During the legislative process, details can change. The Town will actively participate in the process, updating the community on a regular basis, and until the legislation is passed into law.

“As it will likely take through the summer for the legislation to pass,” Comiskey said, “we’ll hold off any big celebration. I am optimistic, but we have much more work to do. It will be important for local residents to make sure their own town council knows where they stand.”

Please also see the CBC story.

Conservation Authorities’ Letter to Ontario Premier

Enclosed is a letter sent by Ontario Nature to Ontario Premier Doug Ford, regarding the value of Conservation Authorities. Ontario Nature received cross-sectoral support from 112 signatories, including from the Ingersoll District Nature Club and other environmental, agricultural and engineering organizations and businesses. This is another important pushback to the Ontario government to stop them from eroding the mandate of all our conservation authorities.  This would be a particular blow to our part of the province, with the Thames watershed covering virtually all of southwestern Ontario.

Read the letter at: Support for Ontario’s Conservation Authorities – Letter to Premier Ford

Important Notice:  COVID-19 and the Lawson Nature Reserve

Important Notice: COVID-19 and the Lawson Nature Reserve

Ontario Nature knows that getting outdoors to appreciate nature is a key element of our physical and mental well-being, especially at times such as these.  In light of the current situation around the coronavirus (COVID-19) outbreak, we strongly encourage everyone to practice social distancing.
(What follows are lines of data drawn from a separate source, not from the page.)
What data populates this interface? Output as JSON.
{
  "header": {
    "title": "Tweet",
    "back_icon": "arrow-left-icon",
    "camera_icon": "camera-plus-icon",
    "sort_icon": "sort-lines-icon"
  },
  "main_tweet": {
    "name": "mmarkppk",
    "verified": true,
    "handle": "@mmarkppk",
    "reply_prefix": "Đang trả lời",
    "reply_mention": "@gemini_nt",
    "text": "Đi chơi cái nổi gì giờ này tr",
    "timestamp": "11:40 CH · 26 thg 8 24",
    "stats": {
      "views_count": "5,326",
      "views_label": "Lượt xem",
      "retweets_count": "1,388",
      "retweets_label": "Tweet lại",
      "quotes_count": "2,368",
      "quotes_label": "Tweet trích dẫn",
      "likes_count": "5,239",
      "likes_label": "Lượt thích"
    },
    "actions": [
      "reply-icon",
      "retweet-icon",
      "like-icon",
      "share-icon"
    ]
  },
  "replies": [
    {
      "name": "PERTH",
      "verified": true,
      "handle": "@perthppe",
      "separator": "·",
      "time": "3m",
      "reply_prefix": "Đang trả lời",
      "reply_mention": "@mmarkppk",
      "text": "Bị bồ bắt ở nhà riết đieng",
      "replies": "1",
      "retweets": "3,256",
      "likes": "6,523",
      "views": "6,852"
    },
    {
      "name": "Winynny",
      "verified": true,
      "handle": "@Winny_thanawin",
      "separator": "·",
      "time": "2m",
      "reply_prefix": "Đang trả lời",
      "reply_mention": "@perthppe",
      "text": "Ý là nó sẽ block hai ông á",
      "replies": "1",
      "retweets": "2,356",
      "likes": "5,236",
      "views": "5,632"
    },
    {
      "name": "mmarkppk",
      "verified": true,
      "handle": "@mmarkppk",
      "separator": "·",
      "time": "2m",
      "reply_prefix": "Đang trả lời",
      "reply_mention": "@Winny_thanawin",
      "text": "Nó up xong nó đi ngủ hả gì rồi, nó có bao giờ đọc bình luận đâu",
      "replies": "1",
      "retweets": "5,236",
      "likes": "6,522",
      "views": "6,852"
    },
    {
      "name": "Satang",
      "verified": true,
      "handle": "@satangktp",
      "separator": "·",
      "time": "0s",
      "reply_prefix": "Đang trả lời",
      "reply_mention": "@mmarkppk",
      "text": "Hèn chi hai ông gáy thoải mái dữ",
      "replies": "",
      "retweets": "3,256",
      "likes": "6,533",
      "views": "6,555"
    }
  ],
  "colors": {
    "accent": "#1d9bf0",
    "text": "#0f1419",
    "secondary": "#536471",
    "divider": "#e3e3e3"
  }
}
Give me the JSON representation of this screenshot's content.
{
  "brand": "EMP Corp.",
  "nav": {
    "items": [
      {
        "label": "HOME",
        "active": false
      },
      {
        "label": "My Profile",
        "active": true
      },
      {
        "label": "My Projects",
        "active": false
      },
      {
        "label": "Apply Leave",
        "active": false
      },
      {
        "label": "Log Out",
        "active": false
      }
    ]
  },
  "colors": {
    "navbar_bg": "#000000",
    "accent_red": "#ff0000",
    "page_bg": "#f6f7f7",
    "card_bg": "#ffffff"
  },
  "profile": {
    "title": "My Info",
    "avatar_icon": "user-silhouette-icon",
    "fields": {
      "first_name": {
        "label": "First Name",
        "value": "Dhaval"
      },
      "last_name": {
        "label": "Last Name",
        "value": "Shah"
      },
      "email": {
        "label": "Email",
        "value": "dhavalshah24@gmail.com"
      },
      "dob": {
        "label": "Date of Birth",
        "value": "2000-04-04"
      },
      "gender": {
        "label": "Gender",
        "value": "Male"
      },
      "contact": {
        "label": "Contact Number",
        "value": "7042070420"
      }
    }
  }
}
Please do not gather in groups larger than two people, keep two metres away from other individuals and keep your dog on a leash at all times. Please do not touch any railings, signs or other surfaces to avoid any possible transmission.

All events taking place on Ontario Nature reserves have been cancelled and we are not doing trail maintenance until further notice. Use of our trails is at your own risk.

If you have any questions, please call 1-800-440-2366.  Please follow the advice of health and government officials. Practice good hand hygiene, keep your distance and be respectful of others.

Ingersoll District Nature Club supports Ontario Nature in their decision to reduce the opportunity for the spread of COVID-19.